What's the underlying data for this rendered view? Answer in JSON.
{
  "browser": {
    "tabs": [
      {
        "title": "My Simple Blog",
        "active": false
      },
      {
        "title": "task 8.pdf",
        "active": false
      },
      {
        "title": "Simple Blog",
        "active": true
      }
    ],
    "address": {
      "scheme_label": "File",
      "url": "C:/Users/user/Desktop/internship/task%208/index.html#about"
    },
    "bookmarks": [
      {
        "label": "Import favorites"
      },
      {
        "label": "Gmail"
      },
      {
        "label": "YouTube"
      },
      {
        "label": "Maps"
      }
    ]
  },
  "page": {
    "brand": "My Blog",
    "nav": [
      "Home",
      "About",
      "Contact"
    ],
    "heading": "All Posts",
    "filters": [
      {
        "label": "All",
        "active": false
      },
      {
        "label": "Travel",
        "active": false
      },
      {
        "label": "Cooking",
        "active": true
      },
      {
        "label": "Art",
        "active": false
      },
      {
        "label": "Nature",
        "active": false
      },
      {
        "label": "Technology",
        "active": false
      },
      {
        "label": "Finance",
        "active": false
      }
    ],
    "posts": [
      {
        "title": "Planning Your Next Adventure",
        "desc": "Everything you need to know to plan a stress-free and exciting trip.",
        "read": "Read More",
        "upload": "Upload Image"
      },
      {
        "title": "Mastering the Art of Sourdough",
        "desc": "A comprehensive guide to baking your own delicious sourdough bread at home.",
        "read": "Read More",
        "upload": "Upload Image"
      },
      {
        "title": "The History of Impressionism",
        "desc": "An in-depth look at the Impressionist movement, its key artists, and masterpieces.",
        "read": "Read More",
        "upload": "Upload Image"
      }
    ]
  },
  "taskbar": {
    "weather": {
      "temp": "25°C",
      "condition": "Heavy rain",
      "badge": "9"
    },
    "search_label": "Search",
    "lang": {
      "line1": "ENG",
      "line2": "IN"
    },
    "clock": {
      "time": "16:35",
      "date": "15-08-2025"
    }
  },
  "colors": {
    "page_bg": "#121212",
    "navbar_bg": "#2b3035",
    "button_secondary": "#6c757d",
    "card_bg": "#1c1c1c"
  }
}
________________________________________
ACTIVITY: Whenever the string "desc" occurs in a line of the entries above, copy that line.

TASK RESPONSE:
        "desc": "Everything you need to know to plan a stress-free and exciting trip.",
        "desc": "A comprehensive guide to baking your own delicious sourdough bread at home.",
        "desc": "An in-depth look at the Impressionist movement, its key artists, and masterpieces.",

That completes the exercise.